* Work task
Below is a block of records; return all of them exactly, but without the images.

====

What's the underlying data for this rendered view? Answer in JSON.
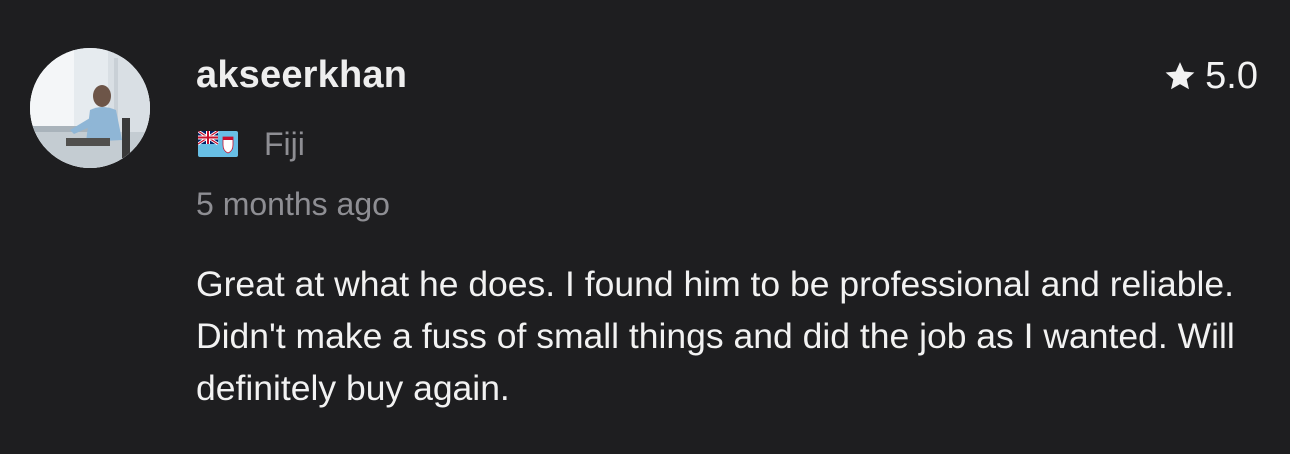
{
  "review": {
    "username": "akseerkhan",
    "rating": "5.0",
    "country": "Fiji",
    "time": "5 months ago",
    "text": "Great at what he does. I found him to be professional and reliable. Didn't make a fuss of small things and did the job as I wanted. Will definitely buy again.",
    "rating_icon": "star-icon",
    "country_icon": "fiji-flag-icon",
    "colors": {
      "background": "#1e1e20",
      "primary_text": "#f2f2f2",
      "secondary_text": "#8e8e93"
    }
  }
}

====

* Answer to this exercise
What's the underlying data for this rendered view? Answer in JSON.
{
  "review": {
    "username": "akseerkhan",
    "rating": "5.0",
    "country": "Fiji",
    "time": "5 months ago",
    "text": "Great at what he does. I found him to be professional and reliable. Didn't make a fuss of small things and did the job as I wanted. Will definitely buy again.",
    "rating_icon": "star-icon",
    "country_icon": "fiji-flag-icon",
    "colors": {
      "background": "#1e1e20",
      "primary_text": "#f2f2f2",
      "secondary_text": "#8e8e93"
    }
  }
}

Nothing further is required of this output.